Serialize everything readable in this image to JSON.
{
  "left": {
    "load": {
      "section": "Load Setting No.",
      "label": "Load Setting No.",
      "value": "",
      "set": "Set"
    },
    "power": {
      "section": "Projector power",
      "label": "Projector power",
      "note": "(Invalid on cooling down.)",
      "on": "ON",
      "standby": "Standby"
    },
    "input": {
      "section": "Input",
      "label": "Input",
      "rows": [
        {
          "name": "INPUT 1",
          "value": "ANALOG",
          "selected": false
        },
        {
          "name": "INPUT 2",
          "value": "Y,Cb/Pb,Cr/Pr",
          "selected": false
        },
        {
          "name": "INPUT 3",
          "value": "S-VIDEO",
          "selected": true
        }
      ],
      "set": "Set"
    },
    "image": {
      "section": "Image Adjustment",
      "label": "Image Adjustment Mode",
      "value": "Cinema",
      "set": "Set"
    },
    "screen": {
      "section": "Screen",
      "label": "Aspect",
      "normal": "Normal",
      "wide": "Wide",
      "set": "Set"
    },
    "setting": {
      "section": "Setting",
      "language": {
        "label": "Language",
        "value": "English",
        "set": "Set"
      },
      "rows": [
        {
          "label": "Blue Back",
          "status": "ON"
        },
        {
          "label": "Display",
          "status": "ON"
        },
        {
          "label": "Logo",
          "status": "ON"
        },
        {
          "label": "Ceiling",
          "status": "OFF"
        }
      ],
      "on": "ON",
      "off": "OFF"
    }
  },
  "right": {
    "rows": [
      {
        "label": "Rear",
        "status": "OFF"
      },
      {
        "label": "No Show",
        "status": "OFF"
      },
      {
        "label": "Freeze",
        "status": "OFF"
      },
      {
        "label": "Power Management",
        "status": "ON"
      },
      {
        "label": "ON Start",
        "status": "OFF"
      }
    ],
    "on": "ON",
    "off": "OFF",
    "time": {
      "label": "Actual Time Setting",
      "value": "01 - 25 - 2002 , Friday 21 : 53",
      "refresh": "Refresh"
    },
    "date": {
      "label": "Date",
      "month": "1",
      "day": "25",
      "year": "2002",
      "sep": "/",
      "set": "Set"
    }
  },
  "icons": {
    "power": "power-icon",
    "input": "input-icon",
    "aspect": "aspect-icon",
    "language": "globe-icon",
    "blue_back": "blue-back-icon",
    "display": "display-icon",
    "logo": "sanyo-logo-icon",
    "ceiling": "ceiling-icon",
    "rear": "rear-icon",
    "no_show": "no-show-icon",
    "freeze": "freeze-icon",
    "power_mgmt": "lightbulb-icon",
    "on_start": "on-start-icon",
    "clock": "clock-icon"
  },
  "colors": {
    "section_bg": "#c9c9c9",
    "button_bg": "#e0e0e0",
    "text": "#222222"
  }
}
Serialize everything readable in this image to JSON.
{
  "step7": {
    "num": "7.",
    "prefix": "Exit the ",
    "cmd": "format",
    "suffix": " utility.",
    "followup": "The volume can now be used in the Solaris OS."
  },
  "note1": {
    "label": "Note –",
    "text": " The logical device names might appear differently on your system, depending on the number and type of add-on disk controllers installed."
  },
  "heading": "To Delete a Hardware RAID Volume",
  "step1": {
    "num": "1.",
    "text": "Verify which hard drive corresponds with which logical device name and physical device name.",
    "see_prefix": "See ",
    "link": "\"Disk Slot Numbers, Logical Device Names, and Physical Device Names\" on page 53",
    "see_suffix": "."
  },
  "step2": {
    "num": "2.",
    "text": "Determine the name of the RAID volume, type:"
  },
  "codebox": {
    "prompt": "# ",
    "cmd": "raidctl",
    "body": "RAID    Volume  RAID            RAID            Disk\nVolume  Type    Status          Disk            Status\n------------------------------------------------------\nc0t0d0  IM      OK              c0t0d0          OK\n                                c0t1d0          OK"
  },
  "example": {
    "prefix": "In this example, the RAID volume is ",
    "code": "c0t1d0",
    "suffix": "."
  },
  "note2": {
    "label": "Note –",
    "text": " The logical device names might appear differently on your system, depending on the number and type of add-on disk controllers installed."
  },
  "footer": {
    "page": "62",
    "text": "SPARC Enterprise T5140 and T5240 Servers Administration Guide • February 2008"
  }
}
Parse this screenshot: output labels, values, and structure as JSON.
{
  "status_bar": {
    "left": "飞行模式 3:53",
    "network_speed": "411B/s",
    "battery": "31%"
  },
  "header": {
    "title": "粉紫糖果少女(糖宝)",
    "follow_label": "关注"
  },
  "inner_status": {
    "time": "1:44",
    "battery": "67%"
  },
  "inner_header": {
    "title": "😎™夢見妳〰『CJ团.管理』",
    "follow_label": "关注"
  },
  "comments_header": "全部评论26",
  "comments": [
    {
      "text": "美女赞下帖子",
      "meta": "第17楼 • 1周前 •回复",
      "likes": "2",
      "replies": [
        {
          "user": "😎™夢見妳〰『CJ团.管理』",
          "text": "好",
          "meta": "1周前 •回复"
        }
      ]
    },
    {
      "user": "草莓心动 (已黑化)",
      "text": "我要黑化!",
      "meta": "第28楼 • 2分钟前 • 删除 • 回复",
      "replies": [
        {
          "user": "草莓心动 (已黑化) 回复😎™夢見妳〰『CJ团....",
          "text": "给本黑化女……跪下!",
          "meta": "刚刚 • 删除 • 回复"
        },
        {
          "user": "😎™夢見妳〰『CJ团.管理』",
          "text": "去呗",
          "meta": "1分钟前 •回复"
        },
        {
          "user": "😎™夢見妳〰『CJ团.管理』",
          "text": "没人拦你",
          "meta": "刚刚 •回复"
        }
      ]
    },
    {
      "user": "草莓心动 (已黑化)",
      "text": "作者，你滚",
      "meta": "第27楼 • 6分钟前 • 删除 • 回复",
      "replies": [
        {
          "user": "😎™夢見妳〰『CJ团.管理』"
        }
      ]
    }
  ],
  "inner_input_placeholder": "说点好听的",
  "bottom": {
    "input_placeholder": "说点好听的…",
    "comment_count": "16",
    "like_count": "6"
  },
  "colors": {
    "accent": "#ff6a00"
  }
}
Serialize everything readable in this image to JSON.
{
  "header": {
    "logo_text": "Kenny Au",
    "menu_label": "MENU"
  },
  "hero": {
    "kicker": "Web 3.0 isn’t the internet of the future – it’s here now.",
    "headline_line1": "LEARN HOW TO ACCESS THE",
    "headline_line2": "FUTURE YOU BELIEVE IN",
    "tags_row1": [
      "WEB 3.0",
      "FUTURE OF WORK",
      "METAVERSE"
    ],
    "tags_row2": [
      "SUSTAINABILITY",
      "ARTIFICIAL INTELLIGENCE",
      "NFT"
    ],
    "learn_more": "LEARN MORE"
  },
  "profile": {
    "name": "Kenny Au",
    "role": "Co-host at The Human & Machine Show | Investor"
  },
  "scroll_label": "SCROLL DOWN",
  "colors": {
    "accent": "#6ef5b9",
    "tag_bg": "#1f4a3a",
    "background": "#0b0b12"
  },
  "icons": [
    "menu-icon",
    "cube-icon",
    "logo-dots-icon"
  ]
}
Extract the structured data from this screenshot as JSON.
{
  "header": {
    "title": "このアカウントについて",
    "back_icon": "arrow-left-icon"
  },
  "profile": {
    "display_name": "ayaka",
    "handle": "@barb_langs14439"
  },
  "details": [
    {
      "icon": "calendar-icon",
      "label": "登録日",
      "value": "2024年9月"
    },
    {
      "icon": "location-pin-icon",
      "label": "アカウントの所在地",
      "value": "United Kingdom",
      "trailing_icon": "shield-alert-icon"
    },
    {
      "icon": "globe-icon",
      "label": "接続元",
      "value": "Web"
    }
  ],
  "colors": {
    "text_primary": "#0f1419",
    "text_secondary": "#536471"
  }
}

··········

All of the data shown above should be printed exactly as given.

[Result for this task]:
Serialize everything readable in this image to JSON.
{
  "left": {
    "load": {
      "section": "Load Setting No.",
      "label": "Load Setting No.",
      "value": "",
      "set": "Set"
    },
    "power": {
      "section": "Projector power",
      "label": "Projector power",
      "note": "(Invalid on cooling down.)",
      "on": "ON",
      "standby": "Standby"
    },
    "input": {
      "section": "Input",
      "label": "Input",
      "rows": [
        {
          "name": "INPUT 1",
          "value": "ANALOG",
          "selected": false
        },
        {
          "name": "INPUT 2",
          "value": "Y,Cb/Pb,Cr/Pr",
          "selected": false
        },
        {
          "name": "INPUT 3",
          "value": "S-VIDEO",
          "selected": true
        }
      ],
      "set": "Set"
    },
    "image": {
      "section": "Image Adjustment",
      "label": "Image Adjustment Mode",
      "value": "Cinema",
      "set": "Set"
    },
    "screen": {
      "section": "Screen",
      "label": "Aspect",
      "normal": "Normal",
      "wide": "Wide",
      "set": "Set"
    },
    "setting": {
      "section": "Setting",
      "language": {
        "label": "Language",
        "value": "English",
        "set": "Set"
      },
      "rows": [
        {
          "label": "Blue Back",
          "status": "ON"
        },
        {
          "label": "Display",
          "status": "ON"
        },
        {
          "label": "Logo",
          "status": "ON"
        },
        {
          "label": "Ceiling",
          "status": "OFF"
        }
      ],
      "on": "ON",
      "off": "OFF"
    }
  },
  "right": {
    "rows": [
      {
        "label": "Rear",
        "status": "OFF"
      },
      {
        "label": "No Show",
        "status": "OFF"
      },
      {
        "label": "Freeze",
        "status": "OFF"
      },
      {
        "label": "Power Management",
        "status": "ON"
      },
      {
        "label": "ON Start",
        "status": "OFF"
      }
    ],
    "on": "ON",
    "off": "OFF",
    "time": {
      "label": "Actual Time Setting",
      "value": "01 - 25 - 2002 , Friday 21 : 53",
      "refresh": "Refresh"
    },
    "date": {
      "label": "Date",
      "month": "1",
      "day": "25",
      "year": "2002",
      "sep": "/",
      "set": "Set"
    }
  },
  "icons": {
    "power": "power-icon",
    "input": "input-icon",
    "aspect": "aspect-icon",
    "language": "globe-icon",
    "blue_back": "blue-back-icon",
    "display": "display-icon",
    "logo": "sanyo-logo-icon",
    "ceiling": "ceiling-icon",
    "rear": "rear-icon",
    "no_show": "no-show-icon",
    "freeze": "freeze-icon",
    "power_mgmt": "lightbulb-icon",
    "on_start": "on-start-icon",
    "clock": "clock-icon"
  },
  "colors": {
    "section_bg": "#c9c9c9",
    "button_bg": "#e0e0e0",
    "text": "#222222"
  }
}
Serialize everything readable in this image to JSON.
{
  "step7": {
    "num": "7.",
    "prefix": "Exit the ",
    "cmd": "format",
    "suffix": " utility.",
    "followup": "The volume can now be used in the Solaris OS."
  },
  "note1": {
    "label": "Note –",
    "text": " The logical device names might appear differently on your system, depending on the number and type of add-on disk controllers installed."
  },
  "heading": "To Delete a Hardware RAID Volume",
  "step1": {
    "num": "1.",
    "text": "Verify which hard drive corresponds with which logical device name and physical device name.",
    "see_prefix": "See ",
    "link": "\"Disk Slot Numbers, Logical Device Names, and Physical Device Names\" on page 53",
    "see_suffix": "."
  },
  "step2": {
    "num": "2.",
    "text": "Determine the name of the RAID volume, type:"
  },
  "codebox": {
    "prompt": "# ",
    "cmd": "raidctl",
    "body": "RAID    Volume  RAID            RAID            Disk\nVolume  Type    Status          Disk            Status\n------------------------------------------------------\nc0t0d0  IM      OK              c0t0d0          OK\n                                c0t1d0          OK"
  },
  "example": {
    "prefix": "In this example, the RAID volume is ",
    "code": "c0t1d0",
    "suffix": "."
  },
  "note2": {
    "label": "Note –",
    "text": " The logical device names might appear differently on your system, depending on the number and type of add-on disk controllers installed."
  },
  "footer": {
    "page": "62",
    "text": "SPARC Enterprise T5140 and T5240 Servers Administration Guide • February 2008"
  }
}
Parse this screenshot: output labels, values, and structure as JSON.
{
  "status_bar": {
    "left": "飞行模式 3:53",
    "network_speed": "411B/s",
    "battery": "31%"
  },
  "header": {
    "title": "粉紫糖果少女(糖宝)",
    "follow_label": "关注"
  },
  "inner_status": {
    "time": "1:44",
    "battery": "67%"
  },
  "inner_header": {
    "title": "😎™夢見妳〰『CJ团.管理』",
    "follow_label": "关注"
  },
  "comments_header": "全部评论26",
  "comments": [
    {
      "text": "美女赞下帖子",
      "meta": "第17楼 • 1周前 •回复",
      "likes": "2",
      "replies": [
        {
          "user": "😎™夢見妳〰『CJ团.管理』",
          "text": "好",
          "meta": "1周前 •回复"
        }
      ]
    },
    {
      "user": "草莓心动 (已黑化)",
      "text": "我要黑化!",
      "meta": "第28楼 • 2分钟前 • 删除 • 回复",
      "replies": [
        {
          "user": "草莓心动 (已黑化) 回复😎™夢見妳〰『CJ团....",
          "text": "给本黑化女……跪下!",
          "meta": "刚刚 • 删除 • 回复"
        },
        {
          "user": "😎™夢見妳〰『CJ团.管理』",
          "text": "去呗",
          "meta": "1分钟前 •回复"
        },
        {
          "user": "😎™夢見妳〰『CJ团.管理』",
          "text": "没人拦你",
          "meta": "刚刚 •回复"
        }
      ]
    },
    {
      "user": "草莓心动 (已黑化)",
      "text": "作者，你滚",
      "meta": "第27楼 • 6分钟前 • 删除 • 回复",
      "replies": [
        {
          "user": "😎™夢見妳〰『CJ团.管理』"
        }
      ]
    }
  ],
  "inner_input_placeholder": "说点好听的",
  "bottom": {
    "input_placeholder": "说点好听的…",
    "comment_count": "16",
    "like_count": "6"
  },
  "colors": {
    "accent": "#ff6a00"
  }
}
Serialize everything readable in this image to JSON.
{
  "header": {
    "logo_text": "Kenny Au",
    "menu_label": "MENU"
  },
  "hero": {
    "kicker": "Web 3.0 isn’t the internet of the future – it’s here now.",
    "headline_line1": "LEARN HOW TO ACCESS THE",
    "headline_line2": "FUTURE YOU BELIEVE IN",
    "tags_row1": [
      "WEB 3.0",
      "FUTURE OF WORK",
      "METAVERSE"
    ],
    "tags_row2": [
      "SUSTAINABILITY",
      "ARTIFICIAL INTELLIGENCE",
      "NFT"
    ],
    "learn_more": "LEARN MORE"
  },
  "profile": {
    "name": "Kenny Au",
    "role": "Co-host at The Human & Machine Show | Investor"
  },
  "scroll_label": "SCROLL DOWN",
  "colors": {
    "accent": "#6ef5b9",
    "tag_bg": "#1f4a3a",
    "background": "#0b0b12"
  },
  "icons": [
    "menu-icon",
    "cube-icon",
    "logo-dots-icon"
  ]
}
Extract the structured data from this screenshot as JSON.
{
  "header": {
    "title": "このアカウントについて",
    "back_icon": "arrow-left-icon"
  },
  "profile": {
    "display_name": "ayaka",
    "handle": "@barb_langs14439"
  },
  "details": [
    {
      "icon": "calendar-icon",
      "label": "登録日",
      "value": "2024年9月"
    },
    {
      "icon": "location-pin-icon",
      "label": "アカウントの所在地",
      "value": "United Kingdom",
      "trailing_icon": "shield-alert-icon"
    },
    {
      "icon": "globe-icon",
      "label": "接続元",
      "value": "Web"
    }
  ],
  "colors": {
    "text_primary": "#0f1419",
    "text_secondary": "#536471"
  }
}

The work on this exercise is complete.